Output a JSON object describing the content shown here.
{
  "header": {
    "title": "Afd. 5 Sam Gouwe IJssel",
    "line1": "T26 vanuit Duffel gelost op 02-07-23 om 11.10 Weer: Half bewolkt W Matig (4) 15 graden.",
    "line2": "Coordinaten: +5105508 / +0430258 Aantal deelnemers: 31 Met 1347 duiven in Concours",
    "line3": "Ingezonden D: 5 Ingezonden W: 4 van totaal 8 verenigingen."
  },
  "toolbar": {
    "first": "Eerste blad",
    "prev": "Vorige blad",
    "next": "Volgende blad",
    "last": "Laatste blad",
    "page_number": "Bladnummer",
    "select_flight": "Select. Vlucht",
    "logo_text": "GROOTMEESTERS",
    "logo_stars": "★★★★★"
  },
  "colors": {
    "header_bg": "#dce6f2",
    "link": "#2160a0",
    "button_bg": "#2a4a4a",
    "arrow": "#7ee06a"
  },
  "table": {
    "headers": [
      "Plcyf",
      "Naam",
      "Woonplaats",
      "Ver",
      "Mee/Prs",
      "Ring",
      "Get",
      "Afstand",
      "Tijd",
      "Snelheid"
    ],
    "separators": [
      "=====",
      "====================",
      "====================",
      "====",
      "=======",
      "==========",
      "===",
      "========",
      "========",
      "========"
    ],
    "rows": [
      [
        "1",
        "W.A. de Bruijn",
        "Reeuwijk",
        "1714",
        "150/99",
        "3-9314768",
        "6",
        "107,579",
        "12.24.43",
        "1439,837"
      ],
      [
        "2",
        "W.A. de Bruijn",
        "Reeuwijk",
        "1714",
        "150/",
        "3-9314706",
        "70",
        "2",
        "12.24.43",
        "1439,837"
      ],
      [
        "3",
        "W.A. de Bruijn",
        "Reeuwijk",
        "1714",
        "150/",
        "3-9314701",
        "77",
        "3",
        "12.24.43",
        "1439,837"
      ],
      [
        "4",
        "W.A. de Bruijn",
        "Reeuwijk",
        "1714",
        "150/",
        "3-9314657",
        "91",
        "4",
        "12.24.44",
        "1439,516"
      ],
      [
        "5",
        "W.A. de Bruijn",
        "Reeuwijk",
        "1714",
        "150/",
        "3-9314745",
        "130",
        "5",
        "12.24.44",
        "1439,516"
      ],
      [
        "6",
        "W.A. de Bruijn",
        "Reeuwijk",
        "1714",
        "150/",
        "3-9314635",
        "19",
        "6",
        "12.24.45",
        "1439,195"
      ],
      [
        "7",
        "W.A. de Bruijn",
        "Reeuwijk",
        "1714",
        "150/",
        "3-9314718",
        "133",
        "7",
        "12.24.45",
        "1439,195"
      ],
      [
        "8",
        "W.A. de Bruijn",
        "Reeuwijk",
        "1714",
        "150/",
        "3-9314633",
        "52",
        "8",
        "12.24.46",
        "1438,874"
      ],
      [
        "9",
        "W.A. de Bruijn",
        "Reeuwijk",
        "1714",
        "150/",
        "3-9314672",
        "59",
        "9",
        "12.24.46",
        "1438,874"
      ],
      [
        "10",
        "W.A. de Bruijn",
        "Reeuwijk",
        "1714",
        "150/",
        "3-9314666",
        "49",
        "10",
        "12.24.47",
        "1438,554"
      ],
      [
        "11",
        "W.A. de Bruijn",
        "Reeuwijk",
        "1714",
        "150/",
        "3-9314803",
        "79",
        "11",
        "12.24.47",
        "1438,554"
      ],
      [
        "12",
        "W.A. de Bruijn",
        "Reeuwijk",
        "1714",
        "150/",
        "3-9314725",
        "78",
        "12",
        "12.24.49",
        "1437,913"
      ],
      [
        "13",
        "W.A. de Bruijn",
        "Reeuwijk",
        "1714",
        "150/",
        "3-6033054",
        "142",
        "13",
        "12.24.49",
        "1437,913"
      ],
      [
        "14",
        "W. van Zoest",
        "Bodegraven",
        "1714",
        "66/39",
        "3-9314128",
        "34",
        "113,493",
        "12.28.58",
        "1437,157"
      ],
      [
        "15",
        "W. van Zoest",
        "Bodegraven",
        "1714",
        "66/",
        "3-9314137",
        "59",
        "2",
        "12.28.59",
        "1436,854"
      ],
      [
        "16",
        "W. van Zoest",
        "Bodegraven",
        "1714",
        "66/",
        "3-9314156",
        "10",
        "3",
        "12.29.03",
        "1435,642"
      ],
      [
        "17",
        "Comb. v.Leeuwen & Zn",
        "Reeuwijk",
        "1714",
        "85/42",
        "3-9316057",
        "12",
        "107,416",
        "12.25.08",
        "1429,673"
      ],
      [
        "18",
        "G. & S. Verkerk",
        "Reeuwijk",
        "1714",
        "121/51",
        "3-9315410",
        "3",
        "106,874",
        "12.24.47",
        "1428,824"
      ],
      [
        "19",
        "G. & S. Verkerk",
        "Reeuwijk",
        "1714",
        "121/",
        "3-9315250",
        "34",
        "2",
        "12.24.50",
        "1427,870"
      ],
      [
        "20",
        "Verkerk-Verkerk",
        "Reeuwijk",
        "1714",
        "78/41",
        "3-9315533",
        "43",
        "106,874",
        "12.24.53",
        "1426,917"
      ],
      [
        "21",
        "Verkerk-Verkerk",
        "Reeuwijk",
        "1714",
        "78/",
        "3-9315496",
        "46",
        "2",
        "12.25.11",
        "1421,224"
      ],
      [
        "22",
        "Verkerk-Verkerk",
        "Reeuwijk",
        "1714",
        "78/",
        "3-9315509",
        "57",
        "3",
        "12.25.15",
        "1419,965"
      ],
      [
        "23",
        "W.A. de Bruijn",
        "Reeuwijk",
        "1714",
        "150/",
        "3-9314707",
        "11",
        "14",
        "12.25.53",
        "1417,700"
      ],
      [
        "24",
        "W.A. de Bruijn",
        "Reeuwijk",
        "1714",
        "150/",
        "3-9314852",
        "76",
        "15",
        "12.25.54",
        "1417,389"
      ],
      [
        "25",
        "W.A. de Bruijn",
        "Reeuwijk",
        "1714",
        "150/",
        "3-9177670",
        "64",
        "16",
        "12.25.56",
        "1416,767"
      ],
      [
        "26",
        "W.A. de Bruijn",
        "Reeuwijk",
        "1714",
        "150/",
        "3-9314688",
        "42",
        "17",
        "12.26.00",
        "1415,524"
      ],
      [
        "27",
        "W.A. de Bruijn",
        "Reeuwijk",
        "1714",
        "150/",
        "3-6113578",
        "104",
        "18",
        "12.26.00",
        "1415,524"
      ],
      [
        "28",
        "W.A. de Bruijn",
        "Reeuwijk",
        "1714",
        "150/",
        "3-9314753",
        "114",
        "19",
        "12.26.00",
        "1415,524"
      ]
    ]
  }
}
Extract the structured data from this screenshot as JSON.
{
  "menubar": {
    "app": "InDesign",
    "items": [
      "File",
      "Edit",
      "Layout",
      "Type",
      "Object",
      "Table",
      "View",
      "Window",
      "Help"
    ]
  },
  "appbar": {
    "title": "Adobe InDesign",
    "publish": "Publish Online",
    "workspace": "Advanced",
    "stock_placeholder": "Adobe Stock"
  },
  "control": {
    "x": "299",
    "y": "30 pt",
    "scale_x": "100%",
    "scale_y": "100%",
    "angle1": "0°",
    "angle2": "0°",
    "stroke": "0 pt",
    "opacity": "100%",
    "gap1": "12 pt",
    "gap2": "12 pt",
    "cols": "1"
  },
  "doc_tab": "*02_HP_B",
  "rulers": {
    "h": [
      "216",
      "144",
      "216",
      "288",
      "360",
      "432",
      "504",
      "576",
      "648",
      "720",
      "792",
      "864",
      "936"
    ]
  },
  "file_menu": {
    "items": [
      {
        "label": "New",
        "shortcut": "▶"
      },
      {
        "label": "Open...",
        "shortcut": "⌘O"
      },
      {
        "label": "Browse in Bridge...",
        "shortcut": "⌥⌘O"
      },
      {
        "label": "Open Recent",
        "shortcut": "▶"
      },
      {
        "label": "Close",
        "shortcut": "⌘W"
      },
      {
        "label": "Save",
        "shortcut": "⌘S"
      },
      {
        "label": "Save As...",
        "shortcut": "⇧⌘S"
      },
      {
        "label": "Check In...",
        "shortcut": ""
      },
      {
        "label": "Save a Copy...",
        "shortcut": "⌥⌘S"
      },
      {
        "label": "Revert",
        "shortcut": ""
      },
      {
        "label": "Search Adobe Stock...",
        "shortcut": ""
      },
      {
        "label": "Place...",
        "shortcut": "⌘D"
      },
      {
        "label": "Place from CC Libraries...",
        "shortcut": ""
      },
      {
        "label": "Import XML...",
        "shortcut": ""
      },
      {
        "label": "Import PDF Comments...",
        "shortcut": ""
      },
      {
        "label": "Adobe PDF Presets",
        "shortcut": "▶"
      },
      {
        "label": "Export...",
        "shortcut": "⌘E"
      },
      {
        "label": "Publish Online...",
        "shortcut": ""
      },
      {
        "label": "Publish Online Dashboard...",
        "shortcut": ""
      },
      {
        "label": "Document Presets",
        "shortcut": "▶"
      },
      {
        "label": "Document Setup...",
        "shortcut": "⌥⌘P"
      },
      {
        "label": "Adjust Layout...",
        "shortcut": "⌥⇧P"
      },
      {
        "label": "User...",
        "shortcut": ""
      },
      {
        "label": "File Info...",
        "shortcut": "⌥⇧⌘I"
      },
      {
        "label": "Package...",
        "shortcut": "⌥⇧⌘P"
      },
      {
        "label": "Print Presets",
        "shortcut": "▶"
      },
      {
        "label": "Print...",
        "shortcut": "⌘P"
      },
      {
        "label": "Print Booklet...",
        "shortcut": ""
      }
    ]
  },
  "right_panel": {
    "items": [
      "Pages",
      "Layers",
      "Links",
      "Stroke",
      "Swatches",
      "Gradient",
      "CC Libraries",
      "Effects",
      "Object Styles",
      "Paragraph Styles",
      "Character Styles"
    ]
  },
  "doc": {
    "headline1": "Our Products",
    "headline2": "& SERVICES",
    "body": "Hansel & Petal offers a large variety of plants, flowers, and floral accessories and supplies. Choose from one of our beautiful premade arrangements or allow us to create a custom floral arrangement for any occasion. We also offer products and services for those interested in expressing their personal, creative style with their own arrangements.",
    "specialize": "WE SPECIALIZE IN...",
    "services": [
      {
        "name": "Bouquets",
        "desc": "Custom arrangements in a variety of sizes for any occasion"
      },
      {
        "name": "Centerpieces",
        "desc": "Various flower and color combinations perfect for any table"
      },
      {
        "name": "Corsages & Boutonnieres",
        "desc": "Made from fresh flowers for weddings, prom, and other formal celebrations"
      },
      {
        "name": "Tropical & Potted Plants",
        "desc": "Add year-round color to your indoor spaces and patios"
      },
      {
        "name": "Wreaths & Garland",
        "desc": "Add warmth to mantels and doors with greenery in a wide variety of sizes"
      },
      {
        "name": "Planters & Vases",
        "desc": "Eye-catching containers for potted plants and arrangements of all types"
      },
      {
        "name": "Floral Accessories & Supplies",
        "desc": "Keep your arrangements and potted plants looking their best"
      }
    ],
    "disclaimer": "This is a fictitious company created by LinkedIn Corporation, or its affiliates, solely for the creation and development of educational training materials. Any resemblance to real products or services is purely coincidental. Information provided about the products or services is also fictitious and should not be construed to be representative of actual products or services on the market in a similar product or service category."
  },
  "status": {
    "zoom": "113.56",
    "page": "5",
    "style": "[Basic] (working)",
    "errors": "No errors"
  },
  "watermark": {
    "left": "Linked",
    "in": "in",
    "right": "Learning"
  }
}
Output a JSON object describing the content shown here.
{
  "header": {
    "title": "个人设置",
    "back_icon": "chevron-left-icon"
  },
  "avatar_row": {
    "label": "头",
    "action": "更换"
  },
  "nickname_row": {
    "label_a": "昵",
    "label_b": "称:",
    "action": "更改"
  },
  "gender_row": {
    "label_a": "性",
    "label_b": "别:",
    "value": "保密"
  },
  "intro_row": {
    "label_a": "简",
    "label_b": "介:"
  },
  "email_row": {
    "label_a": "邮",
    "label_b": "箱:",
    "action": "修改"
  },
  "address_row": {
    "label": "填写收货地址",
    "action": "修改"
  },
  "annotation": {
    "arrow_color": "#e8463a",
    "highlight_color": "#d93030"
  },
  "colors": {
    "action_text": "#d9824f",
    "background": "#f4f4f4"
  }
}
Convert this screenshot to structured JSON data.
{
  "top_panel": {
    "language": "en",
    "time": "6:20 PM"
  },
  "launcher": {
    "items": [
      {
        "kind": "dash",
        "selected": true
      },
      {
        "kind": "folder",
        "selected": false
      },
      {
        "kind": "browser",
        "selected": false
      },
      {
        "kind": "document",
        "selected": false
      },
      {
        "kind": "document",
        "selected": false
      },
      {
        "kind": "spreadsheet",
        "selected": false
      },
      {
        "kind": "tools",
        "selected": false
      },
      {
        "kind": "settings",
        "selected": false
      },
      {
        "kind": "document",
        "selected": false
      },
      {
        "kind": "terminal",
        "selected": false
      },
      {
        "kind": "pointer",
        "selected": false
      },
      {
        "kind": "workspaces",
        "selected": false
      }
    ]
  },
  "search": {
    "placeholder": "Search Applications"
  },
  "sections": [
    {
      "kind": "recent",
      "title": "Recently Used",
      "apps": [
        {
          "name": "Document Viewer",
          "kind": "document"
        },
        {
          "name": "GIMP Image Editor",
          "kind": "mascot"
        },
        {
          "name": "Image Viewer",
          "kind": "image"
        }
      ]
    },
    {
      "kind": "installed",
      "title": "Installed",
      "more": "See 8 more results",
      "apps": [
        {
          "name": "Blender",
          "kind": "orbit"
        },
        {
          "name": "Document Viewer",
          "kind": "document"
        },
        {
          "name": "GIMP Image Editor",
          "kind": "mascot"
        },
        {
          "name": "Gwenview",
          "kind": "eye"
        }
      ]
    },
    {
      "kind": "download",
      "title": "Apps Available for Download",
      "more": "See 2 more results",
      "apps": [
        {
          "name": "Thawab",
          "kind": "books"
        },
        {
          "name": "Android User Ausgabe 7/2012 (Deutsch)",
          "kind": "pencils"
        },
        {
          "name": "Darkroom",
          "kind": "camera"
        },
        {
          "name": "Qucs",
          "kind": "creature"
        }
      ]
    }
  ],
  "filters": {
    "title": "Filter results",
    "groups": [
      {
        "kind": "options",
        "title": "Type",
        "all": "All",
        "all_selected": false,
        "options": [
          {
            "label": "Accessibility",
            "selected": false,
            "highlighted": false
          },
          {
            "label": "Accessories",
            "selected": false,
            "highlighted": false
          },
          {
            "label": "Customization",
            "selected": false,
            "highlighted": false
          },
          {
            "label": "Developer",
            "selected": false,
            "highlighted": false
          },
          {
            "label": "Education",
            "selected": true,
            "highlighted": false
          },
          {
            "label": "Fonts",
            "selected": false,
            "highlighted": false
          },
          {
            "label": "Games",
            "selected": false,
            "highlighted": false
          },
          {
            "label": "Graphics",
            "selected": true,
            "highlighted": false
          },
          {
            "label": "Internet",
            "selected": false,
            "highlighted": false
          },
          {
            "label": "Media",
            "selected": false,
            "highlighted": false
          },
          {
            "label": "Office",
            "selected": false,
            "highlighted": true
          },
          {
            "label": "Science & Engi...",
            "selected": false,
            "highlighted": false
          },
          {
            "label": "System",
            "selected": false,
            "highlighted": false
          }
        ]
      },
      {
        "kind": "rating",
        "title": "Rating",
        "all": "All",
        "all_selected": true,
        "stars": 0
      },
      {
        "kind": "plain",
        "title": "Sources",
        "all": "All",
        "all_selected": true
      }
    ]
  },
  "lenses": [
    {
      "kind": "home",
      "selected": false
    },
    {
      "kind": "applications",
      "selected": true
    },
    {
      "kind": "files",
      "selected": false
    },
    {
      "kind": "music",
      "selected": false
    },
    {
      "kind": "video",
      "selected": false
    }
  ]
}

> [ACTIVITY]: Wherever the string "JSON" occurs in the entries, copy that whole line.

> [RESPONSE TO THIS TASK]:
Output a JSON object describing the content shown here.
Extract the structured data from this screenshot as JSON.
Output a JSON object describing the content shown here.
Convert this screenshot to structured JSON data.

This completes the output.